As Stratfor's 2018 Annual Forecast highlighted, continued unilateral U.S. action on trade measures can be expected to elicit responses from the countries most heavily impacted by them. As the United States continues to take unilateral measures against Chinese trade, Beijing is taking steps to push back.
China is pushing back against U.S. trade policy. According to the country's Commerce Ministry, Beijing is launching a year-long investigation into alleged U.S. subsidies and dumping practices for sorghum crop exports to China. Chinese imports of sorghum have increased rapidly in the last five years and, according to a ministry official, U.S. subsidies are impacting market prices in China and harming domestic sorghum producers.

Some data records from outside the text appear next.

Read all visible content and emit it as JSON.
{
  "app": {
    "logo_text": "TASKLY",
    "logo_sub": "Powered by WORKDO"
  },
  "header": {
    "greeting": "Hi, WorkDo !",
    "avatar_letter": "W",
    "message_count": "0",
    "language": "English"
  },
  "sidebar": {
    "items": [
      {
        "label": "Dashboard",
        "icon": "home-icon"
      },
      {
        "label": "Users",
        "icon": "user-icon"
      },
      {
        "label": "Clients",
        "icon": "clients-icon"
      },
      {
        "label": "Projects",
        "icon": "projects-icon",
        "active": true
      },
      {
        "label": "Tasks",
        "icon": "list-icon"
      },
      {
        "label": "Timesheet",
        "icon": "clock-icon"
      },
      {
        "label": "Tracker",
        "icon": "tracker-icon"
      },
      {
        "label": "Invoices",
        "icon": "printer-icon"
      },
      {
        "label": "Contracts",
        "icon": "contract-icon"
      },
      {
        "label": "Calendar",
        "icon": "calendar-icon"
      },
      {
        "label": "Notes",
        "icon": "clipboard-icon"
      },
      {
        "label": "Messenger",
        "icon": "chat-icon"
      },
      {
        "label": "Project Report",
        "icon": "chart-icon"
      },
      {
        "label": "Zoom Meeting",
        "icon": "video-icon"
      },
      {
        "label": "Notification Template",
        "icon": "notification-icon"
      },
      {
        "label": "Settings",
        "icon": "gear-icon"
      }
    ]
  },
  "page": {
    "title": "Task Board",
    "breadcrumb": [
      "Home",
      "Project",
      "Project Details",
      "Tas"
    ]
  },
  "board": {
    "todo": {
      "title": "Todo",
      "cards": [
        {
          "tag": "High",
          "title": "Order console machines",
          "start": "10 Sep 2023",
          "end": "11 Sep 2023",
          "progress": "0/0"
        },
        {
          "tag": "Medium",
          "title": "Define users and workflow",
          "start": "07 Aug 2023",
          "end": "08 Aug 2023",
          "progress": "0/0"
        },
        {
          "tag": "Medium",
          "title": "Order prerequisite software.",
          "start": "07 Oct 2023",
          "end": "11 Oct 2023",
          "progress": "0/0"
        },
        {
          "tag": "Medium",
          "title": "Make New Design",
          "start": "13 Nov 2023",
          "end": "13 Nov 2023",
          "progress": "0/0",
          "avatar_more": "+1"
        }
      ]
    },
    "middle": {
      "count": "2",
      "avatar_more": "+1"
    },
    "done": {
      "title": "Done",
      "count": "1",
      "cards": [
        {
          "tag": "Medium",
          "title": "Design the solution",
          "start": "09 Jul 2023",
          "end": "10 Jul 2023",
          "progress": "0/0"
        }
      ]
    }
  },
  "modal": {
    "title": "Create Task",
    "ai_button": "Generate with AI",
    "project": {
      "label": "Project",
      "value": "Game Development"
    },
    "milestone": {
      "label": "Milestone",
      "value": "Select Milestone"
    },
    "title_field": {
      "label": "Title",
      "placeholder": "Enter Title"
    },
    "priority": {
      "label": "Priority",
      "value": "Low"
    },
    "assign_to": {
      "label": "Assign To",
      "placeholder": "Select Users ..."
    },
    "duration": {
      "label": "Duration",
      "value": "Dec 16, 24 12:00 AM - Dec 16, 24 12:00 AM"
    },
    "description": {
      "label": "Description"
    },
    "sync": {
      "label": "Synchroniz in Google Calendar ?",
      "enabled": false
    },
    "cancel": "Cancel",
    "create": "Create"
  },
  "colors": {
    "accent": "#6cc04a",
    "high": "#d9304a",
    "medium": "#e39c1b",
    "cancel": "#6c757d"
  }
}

The new Chinese investigation comes on the heels of a U.S. decision to increase import tariffs on both solar panels and washing machines. After Washington issued the increase, a response was expected from the countries hit hardest by those tariffs — namely South Korea, Malaysia and China. And the U.S. agricultural sector presents a logical arena for a tit-for-tat trade measure, given the large amount of U.S. agricultural products China imports — and the United States' dependence on exports for a number of crops.
Though a previous study mentioned soybeans or cotton as potential targets, China is the final destination for roughly two-thirds of all U.S. exports of sorghum. The sorghum market is significantly smaller than that of soybeans, but China is heavily reliant on imports to supply itself with the grain, and the United States is the country's primary supplier. However, sorghum is often used as a feed crop or in manufacturing biofuels and can be easily substituted if necessary. Sorghum may strike a key balance by disrupting a sector small enough to avoid a larger trade dispute while still pressuring the United States. But that dynamic may not continue indefinitely.
The larger the trade actions from Washington become, the greater the fallout could be for the industries Beijing chooses to target with proportional responses.
Any tariffs or non-tariff trade barriers on the crops that arise from China's investigation would primarily affect regions in the U.S. heartland that were firmly in support of U.S. President Donald Trump during the 2016 election — such as Kansas and Texas. The investigation will not be concluded before the 2018 midterm elections, but it does illustrate a potential strategy by which China can garner a political response by exerting influence on specific sectors. Though trade issues tend to have a small influence on individual voters, agricultural lobbies could step up their efforts to influence U.S. policy. But the biggest threat is from the next steps either country will take as they continue their dispute. The larger the trade actions from Washington become, the greater the fallout could be for the industries Beijing chooses to target with proportional responses.